[What to produce]: The records are given next. Repeat each one exactly.

[Records from a data source]:
◇ ◇ ◇ ◇

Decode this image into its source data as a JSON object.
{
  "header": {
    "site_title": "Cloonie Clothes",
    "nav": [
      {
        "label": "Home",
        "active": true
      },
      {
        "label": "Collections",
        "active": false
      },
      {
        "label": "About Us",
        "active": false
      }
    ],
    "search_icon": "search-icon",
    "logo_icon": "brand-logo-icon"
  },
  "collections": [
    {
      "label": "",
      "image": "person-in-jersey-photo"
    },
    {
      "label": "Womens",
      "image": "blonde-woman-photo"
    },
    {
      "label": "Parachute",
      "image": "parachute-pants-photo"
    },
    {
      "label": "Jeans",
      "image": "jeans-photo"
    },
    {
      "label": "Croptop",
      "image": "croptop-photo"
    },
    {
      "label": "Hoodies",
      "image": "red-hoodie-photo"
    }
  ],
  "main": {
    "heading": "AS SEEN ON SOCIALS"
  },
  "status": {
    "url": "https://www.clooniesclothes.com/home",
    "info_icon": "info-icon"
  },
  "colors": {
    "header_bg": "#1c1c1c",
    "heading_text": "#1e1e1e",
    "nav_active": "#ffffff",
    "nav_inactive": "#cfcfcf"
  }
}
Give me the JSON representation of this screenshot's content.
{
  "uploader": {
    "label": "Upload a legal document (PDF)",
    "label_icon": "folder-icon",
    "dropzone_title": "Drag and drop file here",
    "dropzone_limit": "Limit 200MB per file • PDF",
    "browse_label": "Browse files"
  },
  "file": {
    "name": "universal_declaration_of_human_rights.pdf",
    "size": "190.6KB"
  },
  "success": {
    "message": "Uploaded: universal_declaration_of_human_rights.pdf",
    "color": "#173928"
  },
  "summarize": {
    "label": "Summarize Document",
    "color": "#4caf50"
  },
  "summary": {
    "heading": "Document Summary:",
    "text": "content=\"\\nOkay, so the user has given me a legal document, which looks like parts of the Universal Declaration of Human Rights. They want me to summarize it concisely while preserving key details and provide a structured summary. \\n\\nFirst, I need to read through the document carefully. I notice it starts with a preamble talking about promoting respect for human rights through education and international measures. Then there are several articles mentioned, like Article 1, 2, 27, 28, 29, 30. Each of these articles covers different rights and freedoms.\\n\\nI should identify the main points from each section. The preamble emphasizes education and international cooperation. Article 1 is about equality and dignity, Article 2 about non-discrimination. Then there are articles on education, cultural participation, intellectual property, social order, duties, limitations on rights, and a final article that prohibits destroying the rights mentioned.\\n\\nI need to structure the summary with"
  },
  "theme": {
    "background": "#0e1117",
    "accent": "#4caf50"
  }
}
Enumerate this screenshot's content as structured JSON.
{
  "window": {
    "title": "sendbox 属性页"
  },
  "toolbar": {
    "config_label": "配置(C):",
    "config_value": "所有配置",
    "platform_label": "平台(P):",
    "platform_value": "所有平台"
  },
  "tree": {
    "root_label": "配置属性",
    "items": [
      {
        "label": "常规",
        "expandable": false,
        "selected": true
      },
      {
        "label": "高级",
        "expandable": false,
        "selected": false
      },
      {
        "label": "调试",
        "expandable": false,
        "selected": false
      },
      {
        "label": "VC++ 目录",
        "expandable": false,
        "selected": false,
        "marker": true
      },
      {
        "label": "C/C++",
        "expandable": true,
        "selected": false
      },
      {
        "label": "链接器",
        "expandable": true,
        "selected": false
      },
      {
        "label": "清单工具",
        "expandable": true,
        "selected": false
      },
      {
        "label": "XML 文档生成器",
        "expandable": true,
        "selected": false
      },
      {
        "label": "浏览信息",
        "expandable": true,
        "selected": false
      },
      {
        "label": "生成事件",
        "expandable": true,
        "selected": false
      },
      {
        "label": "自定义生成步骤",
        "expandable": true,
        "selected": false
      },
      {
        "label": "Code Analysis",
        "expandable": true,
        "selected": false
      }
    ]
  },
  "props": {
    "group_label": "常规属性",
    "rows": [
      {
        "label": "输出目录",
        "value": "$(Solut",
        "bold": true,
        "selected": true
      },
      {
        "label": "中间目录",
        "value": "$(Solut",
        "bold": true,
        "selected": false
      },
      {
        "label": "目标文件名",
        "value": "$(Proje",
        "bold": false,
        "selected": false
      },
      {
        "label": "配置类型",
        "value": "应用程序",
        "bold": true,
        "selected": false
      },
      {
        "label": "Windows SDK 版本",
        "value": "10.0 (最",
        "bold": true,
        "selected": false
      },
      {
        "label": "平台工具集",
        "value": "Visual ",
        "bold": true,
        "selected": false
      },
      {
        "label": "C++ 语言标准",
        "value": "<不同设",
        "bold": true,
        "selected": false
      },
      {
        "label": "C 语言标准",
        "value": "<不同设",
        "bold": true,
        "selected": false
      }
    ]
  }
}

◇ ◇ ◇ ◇

[The answer]:
Decode this image into its source data as a JSON object.
{
  "header": {
    "site_title": "Cloonie Clothes",
    "nav": [
      {
        "label": "Home",
        "active": true
      },
      {
        "label": "Collections",
        "active": false
      },
      {
        "label": "About Us",
        "active": false
      }
    ],
    "search_icon": "search-icon",
    "logo_icon": "brand-logo-icon"
  },
  "collections": [
    {
      "label": "",
      "image": "person-in-jersey-photo"
    },
    {
      "label": "Womens",
      "image": "blonde-woman-photo"
    },
    {
      "label": "Parachute",
      "image": "parachute-pants-photo"
    },
    {
      "label": "Jeans",
      "image": "jeans-photo"
    },
    {
      "label": "Croptop",
      "image": "croptop-photo"
    },
    {
      "label": "Hoodies",
      "image": "red-hoodie-photo"
    }
  ],
  "main": {
    "heading": "AS SEEN ON SOCIALS"
  },
  "status": {
    "url": "https://www.clooniesclothes.com/home",
    "info_icon": "info-icon"
  },
  "colors": {
    "header_bg": "#1c1c1c",
    "heading_text": "#1e1e1e",
    "nav_active": "#ffffff",
    "nav_inactive": "#cfcfcf"
  }
}
Give me the JSON representation of this screenshot's content.
{
  "uploader": {
    "label": "Upload a legal document (PDF)",
    "label_icon": "folder-icon",
    "dropzone_title": "Drag and drop file here",
    "dropzone_limit": "Limit 200MB per file • PDF",
    "browse_label": "Browse files"
  },
  "file": {
    "name": "universal_declaration_of_human_rights.pdf",
    "size": "190.6KB"
  },
  "success": {
    "message": "Uploaded: universal_declaration_of_human_rights.pdf",
    "color": "#173928"
  },
  "summarize": {
    "label": "Summarize Document",
    "color": "#4caf50"
  },
  "summary": {
    "heading": "Document Summary:",
    "text": "content=\"\\nOkay, so the user has given me a legal document, which looks like parts of the Universal Declaration of Human Rights. They want me to summarize it concisely while preserving key details and provide a structured summary. \\n\\nFirst, I need to read through the document carefully. I notice it starts with a preamble talking about promoting respect for human rights through education and international measures. Then there are several articles mentioned, like Article 1, 2, 27, 28, 29, 30. Each of these articles covers different rights and freedoms.\\n\\nI should identify the main points from each section. The preamble emphasizes education and international cooperation. Article 1 is about equality and dignity, Article 2 about non-discrimination. Then there are articles on education, cultural participation, intellectual property, social order, duties, limitations on rights, and a final article that prohibits destroying the rights mentioned.\\n\\nI need to structure the summary with"
  },
  "theme": {
    "background": "#0e1117",
    "accent": "#4caf50"
  }
}
Enumerate this screenshot's content as structured JSON.
{
  "window": {
    "title": "sendbox 属性页"
  },
  "toolbar": {
    "config_label": "配置(C):",
    "config_value": "所有配置",
    "platform_label": "平台(P):",
    "platform_value": "所有平台"
  },
  "tree": {
    "root_label": "配置属性",
    "items": [
      {
        "label": "常规",
        "expandable": false,
        "selected": true
      },
      {
        "label": "高级",
        "expandable": false,
        "selected": false
      },
      {
        "label": "调试",
        "expandable": false,
        "selected": false
      },
      {
        "label": "VC++ 目录",
        "expandable": false,
        "selected": false,
        "marker": true
      },
      {
        "label": "C/C++",
        "expandable": true,
        "selected": false
      },
      {
        "label": "链接器",
        "expandable": true,
        "selected": false
      },
      {
        "label": "清单工具",
        "expandable": true,
        "selected": false
      },
      {
        "label": "XML 文档生成器",
        "expandable": true,
        "selected": false
      },
      {
        "label": "浏览信息",
        "expandable": true,
        "selected": false
      },
      {
        "label": "生成事件",
        "expandable": true,
        "selected": false
      },
      {
        "label": "自定义生成步骤",
        "expandable": true,
        "selected": false
      },
      {
        "label": "Code Analysis",
        "expandable": true,
        "selected": false
      }
    ]
  },
  "props": {
    "group_label": "常规属性",
    "rows": [
      {
        "label": "输出目录",
        "value": "$(Solut",
        "bold": true,
        "selected": true
      },
      {
        "label": "中间目录",
        "value": "$(Solut",
        "bold": true,
        "selected": false
      },
      {
        "label": "目标文件名",
        "value": "$(Proje",
        "bold": false,
        "selected": false
      },
      {
        "label": "配置类型",
        "value": "应用程序",
        "bold": true,
        "selected": false
      },
      {
        "label": "Windows SDK 版本",
        "value": "10.0 (最",
        "bold": true,
        "selected": false
      },
      {
        "label": "平台工具集",
        "value": "Visual ",
        "bold": true,
        "selected": false
      },
      {
        "label": "C++ 语言标准",
        "value": "<不同设",
        "bold": true,
        "selected": false
      },
      {
        "label": "C 语言标准",
        "value": "<不同设",
        "bold": true,
        "selected": false
      }
    ]
  }
}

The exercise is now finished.